§ **Required action**
Wherever the string "accent" shows up in the data below, copy the whole line.

§ **Input**
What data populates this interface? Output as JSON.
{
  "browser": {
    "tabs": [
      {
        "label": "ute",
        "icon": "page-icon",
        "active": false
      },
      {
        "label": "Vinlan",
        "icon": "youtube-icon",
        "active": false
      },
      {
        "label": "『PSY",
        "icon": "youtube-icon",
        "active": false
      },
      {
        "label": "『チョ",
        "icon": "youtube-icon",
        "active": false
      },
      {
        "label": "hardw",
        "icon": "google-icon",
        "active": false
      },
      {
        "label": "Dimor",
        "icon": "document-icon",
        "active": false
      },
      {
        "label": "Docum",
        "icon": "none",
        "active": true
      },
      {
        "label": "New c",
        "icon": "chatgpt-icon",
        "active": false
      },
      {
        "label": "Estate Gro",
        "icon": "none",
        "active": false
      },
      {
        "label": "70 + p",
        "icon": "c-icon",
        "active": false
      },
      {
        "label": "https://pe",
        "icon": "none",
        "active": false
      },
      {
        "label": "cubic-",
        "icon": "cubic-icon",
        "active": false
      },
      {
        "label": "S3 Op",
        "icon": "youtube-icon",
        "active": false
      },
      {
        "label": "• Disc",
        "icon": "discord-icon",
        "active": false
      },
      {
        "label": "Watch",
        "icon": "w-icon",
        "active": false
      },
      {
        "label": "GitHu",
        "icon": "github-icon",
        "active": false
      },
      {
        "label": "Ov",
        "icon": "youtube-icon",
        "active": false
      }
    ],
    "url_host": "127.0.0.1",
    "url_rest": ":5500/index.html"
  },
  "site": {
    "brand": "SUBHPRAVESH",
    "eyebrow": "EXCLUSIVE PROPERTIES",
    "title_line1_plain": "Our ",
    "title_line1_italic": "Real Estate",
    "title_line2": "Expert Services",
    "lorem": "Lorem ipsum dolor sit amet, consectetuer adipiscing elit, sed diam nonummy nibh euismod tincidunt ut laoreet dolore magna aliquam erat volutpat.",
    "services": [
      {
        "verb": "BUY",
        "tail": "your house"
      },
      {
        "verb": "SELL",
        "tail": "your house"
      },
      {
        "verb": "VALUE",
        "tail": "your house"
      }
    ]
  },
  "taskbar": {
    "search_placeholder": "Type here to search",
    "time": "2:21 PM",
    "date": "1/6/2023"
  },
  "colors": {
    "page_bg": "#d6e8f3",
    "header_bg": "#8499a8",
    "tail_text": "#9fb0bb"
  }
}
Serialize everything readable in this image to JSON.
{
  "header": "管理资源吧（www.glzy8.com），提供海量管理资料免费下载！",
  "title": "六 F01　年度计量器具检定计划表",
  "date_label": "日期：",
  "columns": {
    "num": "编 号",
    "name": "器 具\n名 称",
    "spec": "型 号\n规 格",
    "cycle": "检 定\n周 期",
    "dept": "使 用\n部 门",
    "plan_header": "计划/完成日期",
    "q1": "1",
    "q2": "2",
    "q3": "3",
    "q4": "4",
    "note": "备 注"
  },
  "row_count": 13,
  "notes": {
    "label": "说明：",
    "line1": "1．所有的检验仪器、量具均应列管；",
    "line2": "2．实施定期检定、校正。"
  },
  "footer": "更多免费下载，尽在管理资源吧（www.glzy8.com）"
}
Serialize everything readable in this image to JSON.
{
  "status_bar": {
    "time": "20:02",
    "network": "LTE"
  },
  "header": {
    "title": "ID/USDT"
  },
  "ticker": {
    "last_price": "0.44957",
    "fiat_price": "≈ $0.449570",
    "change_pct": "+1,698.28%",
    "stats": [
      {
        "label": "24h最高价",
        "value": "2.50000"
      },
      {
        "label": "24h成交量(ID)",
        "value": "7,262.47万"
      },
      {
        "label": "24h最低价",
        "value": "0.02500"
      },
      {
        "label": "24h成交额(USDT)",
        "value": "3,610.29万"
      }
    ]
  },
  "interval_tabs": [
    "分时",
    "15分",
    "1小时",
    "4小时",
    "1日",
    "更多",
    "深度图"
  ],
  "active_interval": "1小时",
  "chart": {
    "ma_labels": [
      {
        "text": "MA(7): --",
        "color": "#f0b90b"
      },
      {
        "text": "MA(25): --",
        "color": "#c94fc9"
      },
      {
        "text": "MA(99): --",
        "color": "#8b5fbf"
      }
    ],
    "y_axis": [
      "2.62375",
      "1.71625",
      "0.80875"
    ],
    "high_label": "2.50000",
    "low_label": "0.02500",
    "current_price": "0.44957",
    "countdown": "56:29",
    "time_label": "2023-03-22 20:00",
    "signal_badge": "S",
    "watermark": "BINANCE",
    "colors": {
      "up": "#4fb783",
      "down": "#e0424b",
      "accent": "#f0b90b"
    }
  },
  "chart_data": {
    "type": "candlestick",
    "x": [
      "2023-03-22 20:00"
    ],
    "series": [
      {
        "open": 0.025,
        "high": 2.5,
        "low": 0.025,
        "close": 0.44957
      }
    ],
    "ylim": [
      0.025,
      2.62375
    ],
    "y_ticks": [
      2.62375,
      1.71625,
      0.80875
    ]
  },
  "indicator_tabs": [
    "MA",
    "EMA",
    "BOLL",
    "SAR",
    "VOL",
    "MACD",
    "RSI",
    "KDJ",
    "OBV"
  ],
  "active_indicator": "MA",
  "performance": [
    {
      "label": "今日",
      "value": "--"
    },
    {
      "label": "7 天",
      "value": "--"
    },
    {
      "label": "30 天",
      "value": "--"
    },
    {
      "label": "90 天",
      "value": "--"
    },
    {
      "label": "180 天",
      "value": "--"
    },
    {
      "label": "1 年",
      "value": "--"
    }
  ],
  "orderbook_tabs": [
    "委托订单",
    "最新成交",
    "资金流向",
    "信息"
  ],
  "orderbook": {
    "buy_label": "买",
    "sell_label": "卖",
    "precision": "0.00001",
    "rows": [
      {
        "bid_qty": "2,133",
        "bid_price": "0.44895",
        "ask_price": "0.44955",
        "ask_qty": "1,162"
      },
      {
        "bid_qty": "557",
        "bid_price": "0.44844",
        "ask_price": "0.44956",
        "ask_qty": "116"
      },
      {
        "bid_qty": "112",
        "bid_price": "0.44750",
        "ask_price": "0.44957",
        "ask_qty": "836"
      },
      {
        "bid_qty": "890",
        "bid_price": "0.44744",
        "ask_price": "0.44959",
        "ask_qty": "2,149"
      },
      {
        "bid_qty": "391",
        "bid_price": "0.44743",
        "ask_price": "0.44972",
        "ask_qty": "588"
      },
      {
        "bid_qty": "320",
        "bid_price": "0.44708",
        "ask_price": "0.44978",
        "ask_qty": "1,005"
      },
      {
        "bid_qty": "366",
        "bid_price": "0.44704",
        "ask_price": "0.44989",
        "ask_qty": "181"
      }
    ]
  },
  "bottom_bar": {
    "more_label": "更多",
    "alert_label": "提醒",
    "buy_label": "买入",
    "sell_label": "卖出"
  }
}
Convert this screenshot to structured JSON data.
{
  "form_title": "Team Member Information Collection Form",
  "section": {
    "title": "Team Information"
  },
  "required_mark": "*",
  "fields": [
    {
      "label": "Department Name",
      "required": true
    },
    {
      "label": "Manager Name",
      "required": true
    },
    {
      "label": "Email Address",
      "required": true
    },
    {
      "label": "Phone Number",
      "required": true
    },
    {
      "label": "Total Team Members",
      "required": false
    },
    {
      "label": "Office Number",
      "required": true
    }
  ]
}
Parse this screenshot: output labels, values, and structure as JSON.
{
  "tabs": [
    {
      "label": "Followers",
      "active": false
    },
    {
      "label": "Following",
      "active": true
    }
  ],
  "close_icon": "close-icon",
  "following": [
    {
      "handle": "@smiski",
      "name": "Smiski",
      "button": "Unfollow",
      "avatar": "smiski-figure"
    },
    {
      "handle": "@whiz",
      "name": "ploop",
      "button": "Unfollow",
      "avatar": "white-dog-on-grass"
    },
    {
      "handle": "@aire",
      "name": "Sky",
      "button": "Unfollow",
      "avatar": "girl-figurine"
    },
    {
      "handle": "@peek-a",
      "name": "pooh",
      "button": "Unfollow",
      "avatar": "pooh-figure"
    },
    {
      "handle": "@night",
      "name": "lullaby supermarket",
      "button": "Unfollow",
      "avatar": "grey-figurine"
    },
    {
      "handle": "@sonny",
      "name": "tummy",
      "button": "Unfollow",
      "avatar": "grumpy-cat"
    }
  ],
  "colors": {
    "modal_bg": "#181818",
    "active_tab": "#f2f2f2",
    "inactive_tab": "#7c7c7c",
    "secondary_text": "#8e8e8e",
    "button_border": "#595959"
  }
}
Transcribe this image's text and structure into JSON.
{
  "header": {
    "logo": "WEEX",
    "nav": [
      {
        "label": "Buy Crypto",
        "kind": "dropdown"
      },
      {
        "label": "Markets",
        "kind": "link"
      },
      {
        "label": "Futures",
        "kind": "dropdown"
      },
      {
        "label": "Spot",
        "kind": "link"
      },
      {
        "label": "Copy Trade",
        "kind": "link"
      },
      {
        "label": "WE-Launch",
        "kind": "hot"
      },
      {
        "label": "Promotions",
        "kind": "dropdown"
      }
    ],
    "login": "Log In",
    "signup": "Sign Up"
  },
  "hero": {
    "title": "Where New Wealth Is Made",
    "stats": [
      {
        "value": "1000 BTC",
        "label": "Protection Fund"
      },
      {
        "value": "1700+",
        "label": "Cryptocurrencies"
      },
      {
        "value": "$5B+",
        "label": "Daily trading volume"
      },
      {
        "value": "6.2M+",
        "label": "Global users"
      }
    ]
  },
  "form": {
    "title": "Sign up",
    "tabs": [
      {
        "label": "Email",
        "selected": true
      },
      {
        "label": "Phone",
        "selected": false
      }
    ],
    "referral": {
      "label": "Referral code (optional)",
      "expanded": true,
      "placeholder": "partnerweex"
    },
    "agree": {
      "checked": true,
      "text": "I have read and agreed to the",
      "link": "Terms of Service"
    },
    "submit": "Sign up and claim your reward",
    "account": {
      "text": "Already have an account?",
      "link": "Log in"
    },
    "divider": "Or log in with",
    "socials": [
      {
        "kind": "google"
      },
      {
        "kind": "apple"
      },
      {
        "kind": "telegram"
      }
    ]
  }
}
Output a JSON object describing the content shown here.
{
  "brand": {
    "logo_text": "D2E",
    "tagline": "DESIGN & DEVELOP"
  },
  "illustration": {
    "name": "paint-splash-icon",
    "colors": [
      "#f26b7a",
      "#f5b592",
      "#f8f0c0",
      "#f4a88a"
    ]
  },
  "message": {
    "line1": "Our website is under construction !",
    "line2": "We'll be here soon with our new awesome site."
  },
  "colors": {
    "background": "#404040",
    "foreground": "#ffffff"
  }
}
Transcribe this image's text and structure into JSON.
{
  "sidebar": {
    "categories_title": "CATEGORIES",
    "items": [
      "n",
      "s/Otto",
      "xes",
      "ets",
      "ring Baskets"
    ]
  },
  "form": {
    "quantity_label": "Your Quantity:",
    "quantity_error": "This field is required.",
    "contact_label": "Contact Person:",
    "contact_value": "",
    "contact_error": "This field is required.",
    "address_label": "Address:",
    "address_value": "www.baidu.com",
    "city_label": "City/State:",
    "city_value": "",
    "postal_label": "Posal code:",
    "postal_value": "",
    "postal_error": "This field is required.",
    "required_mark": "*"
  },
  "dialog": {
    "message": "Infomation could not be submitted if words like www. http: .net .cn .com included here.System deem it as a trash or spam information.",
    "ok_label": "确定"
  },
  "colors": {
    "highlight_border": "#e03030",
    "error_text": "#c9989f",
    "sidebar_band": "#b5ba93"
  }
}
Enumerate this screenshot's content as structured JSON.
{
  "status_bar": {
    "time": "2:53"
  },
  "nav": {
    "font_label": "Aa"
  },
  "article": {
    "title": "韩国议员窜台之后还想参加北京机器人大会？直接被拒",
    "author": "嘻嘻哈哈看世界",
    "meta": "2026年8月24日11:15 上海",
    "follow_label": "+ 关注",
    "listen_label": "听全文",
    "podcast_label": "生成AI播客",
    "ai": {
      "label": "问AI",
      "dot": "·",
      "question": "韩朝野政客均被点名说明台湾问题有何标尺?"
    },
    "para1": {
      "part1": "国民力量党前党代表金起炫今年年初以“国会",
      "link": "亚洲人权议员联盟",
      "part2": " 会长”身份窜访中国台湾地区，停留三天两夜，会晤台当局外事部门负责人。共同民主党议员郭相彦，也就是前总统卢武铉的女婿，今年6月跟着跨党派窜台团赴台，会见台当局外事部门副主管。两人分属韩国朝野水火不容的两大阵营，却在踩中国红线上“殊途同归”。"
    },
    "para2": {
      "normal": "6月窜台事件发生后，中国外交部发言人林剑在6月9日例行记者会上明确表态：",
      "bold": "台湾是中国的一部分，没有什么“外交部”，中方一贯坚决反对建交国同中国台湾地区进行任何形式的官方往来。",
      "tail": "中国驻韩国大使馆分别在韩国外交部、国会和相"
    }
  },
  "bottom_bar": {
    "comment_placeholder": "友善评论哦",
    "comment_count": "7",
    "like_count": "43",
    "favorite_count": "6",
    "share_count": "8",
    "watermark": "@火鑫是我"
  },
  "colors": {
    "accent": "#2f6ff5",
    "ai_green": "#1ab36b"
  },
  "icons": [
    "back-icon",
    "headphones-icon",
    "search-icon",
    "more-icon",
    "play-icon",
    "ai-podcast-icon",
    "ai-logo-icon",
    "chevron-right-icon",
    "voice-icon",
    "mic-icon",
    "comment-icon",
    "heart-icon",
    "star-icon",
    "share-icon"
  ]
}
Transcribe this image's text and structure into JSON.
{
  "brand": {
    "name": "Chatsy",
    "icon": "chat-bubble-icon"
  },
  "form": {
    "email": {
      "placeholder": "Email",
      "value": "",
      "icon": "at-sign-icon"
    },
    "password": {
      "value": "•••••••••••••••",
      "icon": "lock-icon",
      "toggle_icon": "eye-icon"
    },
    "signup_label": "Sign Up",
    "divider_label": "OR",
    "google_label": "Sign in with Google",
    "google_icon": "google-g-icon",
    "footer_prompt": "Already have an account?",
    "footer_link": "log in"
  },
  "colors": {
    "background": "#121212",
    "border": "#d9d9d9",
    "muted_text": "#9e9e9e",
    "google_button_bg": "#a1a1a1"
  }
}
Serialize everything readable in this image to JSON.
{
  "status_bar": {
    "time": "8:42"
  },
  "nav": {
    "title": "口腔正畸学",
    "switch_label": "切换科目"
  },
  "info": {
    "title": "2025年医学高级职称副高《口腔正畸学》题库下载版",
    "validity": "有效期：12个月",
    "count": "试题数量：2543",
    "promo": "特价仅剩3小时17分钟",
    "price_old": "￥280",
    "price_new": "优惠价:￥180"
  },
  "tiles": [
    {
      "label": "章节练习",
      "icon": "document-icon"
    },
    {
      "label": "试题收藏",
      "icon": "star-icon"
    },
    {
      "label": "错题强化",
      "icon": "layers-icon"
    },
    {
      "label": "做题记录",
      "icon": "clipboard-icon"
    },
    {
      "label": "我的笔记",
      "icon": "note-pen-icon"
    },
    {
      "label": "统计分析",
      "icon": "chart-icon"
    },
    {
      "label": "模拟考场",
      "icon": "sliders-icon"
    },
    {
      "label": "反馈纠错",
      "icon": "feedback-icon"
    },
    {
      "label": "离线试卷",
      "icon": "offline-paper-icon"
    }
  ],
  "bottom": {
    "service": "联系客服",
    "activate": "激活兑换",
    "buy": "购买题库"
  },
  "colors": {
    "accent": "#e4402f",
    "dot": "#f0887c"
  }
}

§ **Problem solution**
      "accent": "#f0b90b"
    "accent": "#2f6ff5",
    "accent": "#e4402f",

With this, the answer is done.